One year ago, President Obama announced a series of executive actions on immigration reform. The president used his executive authority only after House Republicans blocked consideration of a comprehensive solution to our broken immigration system.
Unfortunately politically motivated legal obstructionism has held up important elements of the president’s actions. The Deferred Action for Parents of Americans and Lawful Permanent Residents (“DAPA”) program would provide work permits to nearly four million undocumented individuals. The ability to work with status is the single most important protection for immigrant workers as it helps ensure bad employers can’t use the threat of immigration enforcement against them. That’s good for all working people – citizens and immigrants alike – and for those employers who play by the rules.
It is also important to remember that last year’s executive actions were about more than just DAPA. The administration also committed to improve how it ensures immigration enforcement isn’t used to trample workers’ rights. The legal challenge to DAPA did not impede this essential work.

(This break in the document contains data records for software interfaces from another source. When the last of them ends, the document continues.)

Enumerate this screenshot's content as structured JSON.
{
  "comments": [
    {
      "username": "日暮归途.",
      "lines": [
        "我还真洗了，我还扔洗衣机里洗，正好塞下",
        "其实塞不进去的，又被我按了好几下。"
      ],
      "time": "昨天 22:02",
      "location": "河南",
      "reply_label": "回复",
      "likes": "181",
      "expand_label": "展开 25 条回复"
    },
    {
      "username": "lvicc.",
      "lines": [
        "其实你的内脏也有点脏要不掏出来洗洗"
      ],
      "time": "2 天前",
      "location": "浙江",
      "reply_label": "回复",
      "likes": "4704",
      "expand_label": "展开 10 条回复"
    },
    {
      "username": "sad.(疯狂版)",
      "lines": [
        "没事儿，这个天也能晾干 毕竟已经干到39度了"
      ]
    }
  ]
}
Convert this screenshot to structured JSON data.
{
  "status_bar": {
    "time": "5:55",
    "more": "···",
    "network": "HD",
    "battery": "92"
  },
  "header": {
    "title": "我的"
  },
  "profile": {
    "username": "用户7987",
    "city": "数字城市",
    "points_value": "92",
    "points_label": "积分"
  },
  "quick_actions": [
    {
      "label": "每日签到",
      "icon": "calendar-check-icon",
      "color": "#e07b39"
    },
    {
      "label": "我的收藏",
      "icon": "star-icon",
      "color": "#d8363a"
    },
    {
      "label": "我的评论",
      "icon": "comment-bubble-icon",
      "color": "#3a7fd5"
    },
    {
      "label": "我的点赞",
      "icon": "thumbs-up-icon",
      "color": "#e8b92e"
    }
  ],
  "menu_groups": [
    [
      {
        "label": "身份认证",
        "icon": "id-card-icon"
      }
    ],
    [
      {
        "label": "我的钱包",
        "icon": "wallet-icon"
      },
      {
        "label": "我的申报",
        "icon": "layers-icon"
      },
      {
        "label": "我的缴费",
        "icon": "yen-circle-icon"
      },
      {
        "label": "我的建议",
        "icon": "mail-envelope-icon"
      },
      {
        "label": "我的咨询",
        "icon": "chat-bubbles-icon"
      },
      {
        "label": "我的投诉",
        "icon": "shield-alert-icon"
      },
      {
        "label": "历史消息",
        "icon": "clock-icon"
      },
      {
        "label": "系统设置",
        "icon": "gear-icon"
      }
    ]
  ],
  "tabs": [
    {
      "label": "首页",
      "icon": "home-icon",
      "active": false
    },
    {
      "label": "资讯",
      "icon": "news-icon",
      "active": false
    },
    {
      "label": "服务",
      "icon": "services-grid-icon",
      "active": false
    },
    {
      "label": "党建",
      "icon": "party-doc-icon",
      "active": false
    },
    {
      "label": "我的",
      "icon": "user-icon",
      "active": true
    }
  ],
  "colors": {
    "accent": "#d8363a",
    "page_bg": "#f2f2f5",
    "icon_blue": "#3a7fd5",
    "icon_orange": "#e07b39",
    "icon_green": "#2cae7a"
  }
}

However, to date, working people and their allies remain frustrated by the administration’s lack of meaningful reforms. Given the status quo, immigrant workers like those at Teriyaki House in Providence, Rhode Island, still lack protections when they assert their rights under our broken labor and employment laws. Immigration enforcement offices persist in disregarding their agency’s own protocols and interfere in workplaces where workers are engaged in labor disputes, like when they did at Rupercht Company near Chicago. And the Department of Homeland Security may continue denying immigrants who are victims of serious workplace crimes appropriate relief, like the agency did with Shellion Parris, a housekeeper with an H-2B visa, who they even concluded was a victim of involuntary servitude after her employer defrauded out of her pay and threatened her with deportation.

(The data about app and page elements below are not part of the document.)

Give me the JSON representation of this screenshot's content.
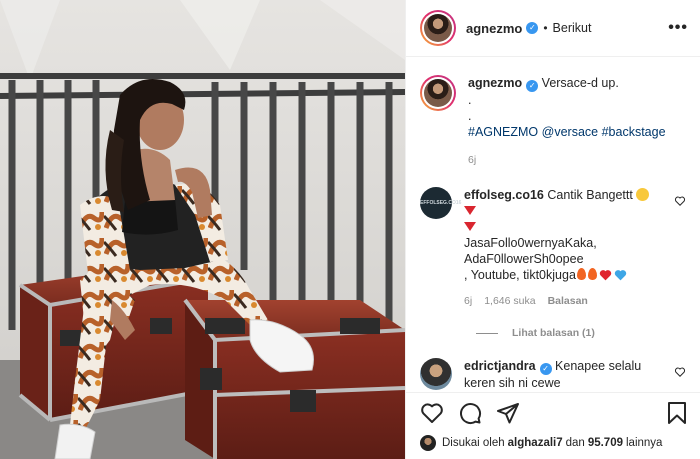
{
  "header": {
    "username": "agnezmo",
    "separator": "•",
    "follow_label": "Berikut",
    "more_label": "•••"
  },
  "caption": {
    "username": "agnezmo",
    "text": "Versace-d up.",
    "dot1": ".",
    "dot2": ".",
    "hashtag1": "#AGNEZMO",
    "mention": "@versace",
    "hashtag2": "#backstage",
    "time": "6j"
  },
  "comments": [
    {
      "username": "effolseg.co16",
      "avatar_text": "EFFOLSEG.CO16",
      "line1": "Cantik Bangettt",
      "line3": "JasaFollo0wernyaKaka,",
      "line4": "AdaF0llowerSh0opee",
      "line5": ", Youtube, tikt0kjuga",
      "time": "6j",
      "likes": "1,646 suka",
      "reply": "Balasan",
      "view_replies": "Lihat balasan (1)"
    },
    {
      "username": "edrictjandra",
      "line1": "Kenapee selalu",
      "line2": "keren sih ni cewe"
    }
  ],
  "likes_bar": {
    "prefix": "Disukai oleh",
    "user": "alghazali7",
    "and": "dan",
    "count": "95.709",
    "suffix": "lainnya"
  },
  "icons": {
    "like": "heart-icon",
    "comment": "comment-icon",
    "share": "share-icon",
    "save": "bookmark-icon",
    "verified": "verified-badge-icon"
  },
  "colors": {
    "verified_blue": "#3897f0",
    "link_blue": "#00376b",
    "muted": "#8e8e8e",
    "heart_red": "#ed4956"
  }
}
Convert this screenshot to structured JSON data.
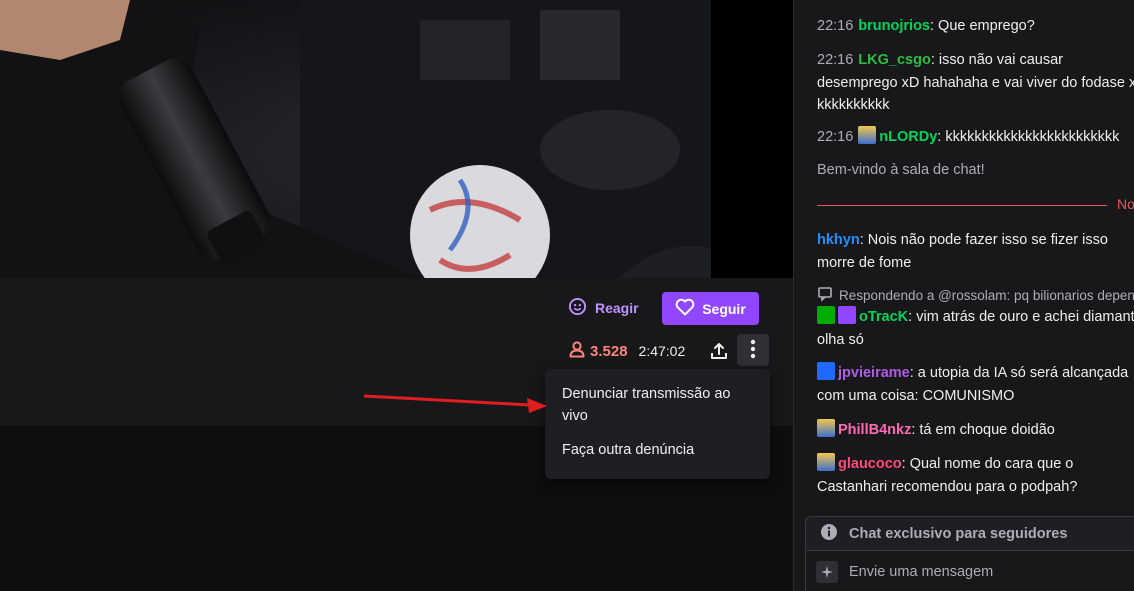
{
  "player": {
    "react_label": "Reagir",
    "follow_label": "Seguir",
    "viewer_count": "3.528",
    "uptime": "2:47:02"
  },
  "more_menu": {
    "items": [
      {
        "label": "Denunciar transmissão ao vivo"
      },
      {
        "label": "Faça outra denúncia"
      }
    ]
  },
  "chat": {
    "messages": [
      {
        "time": "22:16",
        "user": "brunojrios",
        "text": ": Que emprego?",
        "color": "#00d45b"
      },
      {
        "time": "22:16",
        "user": "LKG_csgo",
        "text": ": isso não vai causar desemprego xD hahahaha e vai viver do fodase xD kkkkkkkkkk",
        "color": "#2ebd40"
      },
      {
        "time": "22:16",
        "user": "nLORDy",
        "text": ": kkkkkkkkkkkkkkkkkkkkkkkk",
        "color": "#00d45b"
      }
    ],
    "welcome": "Bem-vindo à sala de chat!",
    "new_label": "Novas",
    "new_messages": [
      {
        "user": "hkhyn",
        "text": ": Nois não pode fazer isso se fizer isso morre de fome",
        "color": "#1e90ff"
      },
      {
        "reply": "Respondendo a @rossolam: pq bilionarios depende",
        "user": "oTracK",
        "text": ": vim atrás de ouro e achei diamante, olha só",
        "color": "#00d45b"
      },
      {
        "user": "jpvieirame",
        "text": ": a utopia da IA só será alcançada com uma coisa: COMUNISMO",
        "color": "#b05ce6"
      },
      {
        "user": "PhillB4nkz",
        "text": ": tá em choque doidão",
        "color": "#ff69b4"
      },
      {
        "user": "glaucoco",
        "text": ": Qual nome do cara que o Castanhari recomendou para o podpah?",
        "color": "#ff4a7a"
      }
    ],
    "followers_only": "Chat exclusivo para seguidores",
    "input_placeholder": "Envie uma mensagem"
  },
  "colors": {
    "accent": "#9147ff",
    "accent_text": "#bf94ff",
    "live": "#ff8280",
    "arrow": "#e01e1e"
  }
}
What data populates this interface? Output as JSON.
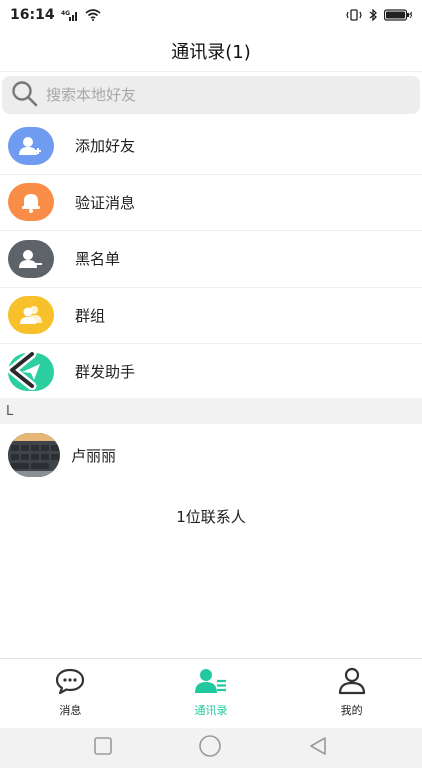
{
  "status_bar": {
    "time": "16:14",
    "signal_text": "4G"
  },
  "header": {
    "title": "通讯录(1)"
  },
  "search": {
    "placeholder": "搜索本地好友"
  },
  "menu": [
    {
      "label": "添加好友",
      "icon": "add-friend-icon",
      "color": "#6f9cf0"
    },
    {
      "label": "验证消息",
      "icon": "bell-icon",
      "color": "#f98c46"
    },
    {
      "label": "黑名单",
      "icon": "blacklist-icon",
      "color": "#5e6369"
    },
    {
      "label": "群组",
      "icon": "group-icon",
      "color": "#f8c02a"
    },
    {
      "label": "群发助手",
      "icon": "send-icon",
      "color": "#2bcfa0"
    }
  ],
  "section_letter": "L",
  "contacts": [
    {
      "name": "卢丽丽"
    }
  ],
  "contact_count": "1位联系人",
  "tabs": [
    {
      "label": "消息",
      "icon": "chat-bubble-icon",
      "active": false
    },
    {
      "label": "通讯录",
      "icon": "contacts-icon",
      "active": true
    },
    {
      "label": "我的",
      "icon": "profile-icon",
      "active": false
    }
  ],
  "colors": {
    "accent": "#21c9a0",
    "search_bg": "#ededed",
    "section_bg": "#f2f2f2"
  }
}
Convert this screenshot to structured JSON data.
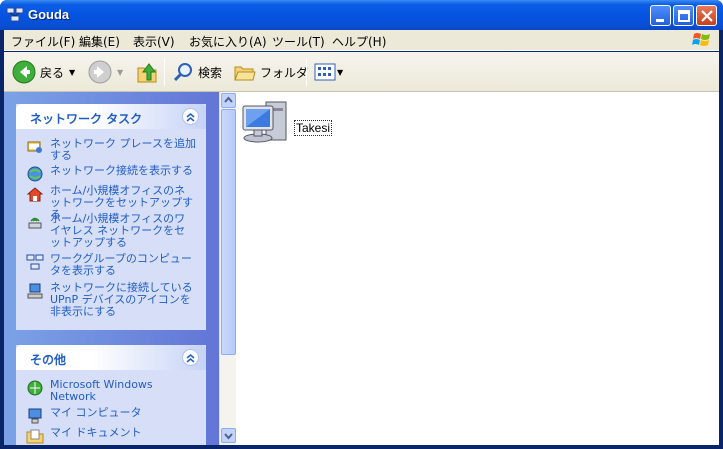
{
  "window": {
    "title": "Gouda"
  },
  "menu": {
    "items": [
      "ファイル(F)",
      "編集(E)",
      "表示(V)",
      "お気に入り(A)",
      "ツール(T)",
      "ヘルプ(H)"
    ]
  },
  "toolbar": {
    "back_label": "戻る",
    "search_label": "検索",
    "folders_label": "フォルダ"
  },
  "taskpane": {
    "network_tasks": {
      "title": "ネットワーク タスク",
      "items": [
        {
          "label": "ネットワーク プレースを追加する",
          "icon": "add-network-place-icon"
        },
        {
          "label": "ネットワーク接続を表示する",
          "icon": "network-connections-icon"
        },
        {
          "label": "ホーム/小規模オフィスのネットワークをセットアップする",
          "icon": "home-network-setup-icon"
        },
        {
          "label": "ホーム/小規模オフィスのワイヤレス ネットワークをセットアップする",
          "icon": "wireless-network-icon"
        },
        {
          "label": "ワークグループのコンピュータを表示する",
          "icon": "workgroup-computers-icon"
        },
        {
          "label": "ネットワークに接続している UPnP デバイスのアイコンを非表示にする",
          "icon": "upnp-device-icon"
        }
      ]
    },
    "other_places": {
      "title": "その他",
      "items": [
        {
          "label": "Microsoft Windows Network",
          "icon": "windows-network-icon"
        },
        {
          "label": "マイ コンピュータ",
          "icon": "my-computer-icon"
        },
        {
          "label": "マイ ドキュメント",
          "icon": "my-documents-icon"
        }
      ]
    }
  },
  "files": [
    {
      "name": "Takesi",
      "icon": "computer-icon"
    }
  ]
}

November 20, 2014, promised to be a historic day for millions of immigrant working families. One year later, people across the country are still fighting to make the promise of that day a reality by defending programs like DAPA and continuing to push the administration to appropriately use the authority we know it has to protect all working people. Workers and their allies won’t stop organizing in order to build power on the job and in their communities, to continue leading the fight to fix our broken immigration system and to realize an economy that protects all working Americans.